[App and web page records]

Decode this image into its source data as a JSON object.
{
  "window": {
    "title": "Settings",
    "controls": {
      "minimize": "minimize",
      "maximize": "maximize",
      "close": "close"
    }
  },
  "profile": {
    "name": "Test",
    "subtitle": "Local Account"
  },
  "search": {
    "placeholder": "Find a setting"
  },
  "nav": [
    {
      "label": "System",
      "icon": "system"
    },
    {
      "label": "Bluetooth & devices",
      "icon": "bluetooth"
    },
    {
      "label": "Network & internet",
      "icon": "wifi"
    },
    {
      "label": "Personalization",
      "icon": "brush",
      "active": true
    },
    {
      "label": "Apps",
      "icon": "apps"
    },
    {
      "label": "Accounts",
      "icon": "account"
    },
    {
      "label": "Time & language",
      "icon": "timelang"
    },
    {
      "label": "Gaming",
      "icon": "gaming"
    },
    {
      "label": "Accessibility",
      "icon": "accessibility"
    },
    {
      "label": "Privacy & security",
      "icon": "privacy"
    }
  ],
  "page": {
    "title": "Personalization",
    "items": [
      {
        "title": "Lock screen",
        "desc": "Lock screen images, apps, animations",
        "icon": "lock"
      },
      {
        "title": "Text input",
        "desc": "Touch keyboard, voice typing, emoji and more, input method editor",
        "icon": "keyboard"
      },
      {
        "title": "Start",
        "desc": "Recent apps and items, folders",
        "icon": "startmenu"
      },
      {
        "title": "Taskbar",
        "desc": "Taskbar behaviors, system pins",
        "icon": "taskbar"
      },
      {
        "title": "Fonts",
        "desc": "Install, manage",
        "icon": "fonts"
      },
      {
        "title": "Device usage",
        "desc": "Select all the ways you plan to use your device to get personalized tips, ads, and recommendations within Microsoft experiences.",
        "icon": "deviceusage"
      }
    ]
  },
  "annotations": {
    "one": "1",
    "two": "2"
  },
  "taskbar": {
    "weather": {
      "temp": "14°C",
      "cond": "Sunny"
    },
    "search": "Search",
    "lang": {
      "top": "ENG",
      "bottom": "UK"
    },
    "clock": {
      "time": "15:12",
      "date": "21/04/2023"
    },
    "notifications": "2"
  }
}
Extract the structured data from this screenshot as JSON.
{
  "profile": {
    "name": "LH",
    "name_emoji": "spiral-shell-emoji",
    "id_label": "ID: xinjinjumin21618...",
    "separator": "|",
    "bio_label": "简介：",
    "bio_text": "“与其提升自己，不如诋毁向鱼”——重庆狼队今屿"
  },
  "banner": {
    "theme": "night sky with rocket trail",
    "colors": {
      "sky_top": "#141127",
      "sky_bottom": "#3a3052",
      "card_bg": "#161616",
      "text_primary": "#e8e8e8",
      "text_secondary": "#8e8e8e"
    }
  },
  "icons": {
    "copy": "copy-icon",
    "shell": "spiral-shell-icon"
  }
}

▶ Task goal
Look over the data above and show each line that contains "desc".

▶ Output of the task
        "desc": "Lock screen images, apps, animations",
        "desc": "Touch keyboard, voice typing, emoji and more, input method editor",
        "desc": "Recent apps and items, folders",
        "desc": "Taskbar behaviors, system pins",
        "desc": "Install, manage",
        "desc": "Select all the ways you plan to use your device to get personalized tips, ads, and recommendations within Microsoft experiences.",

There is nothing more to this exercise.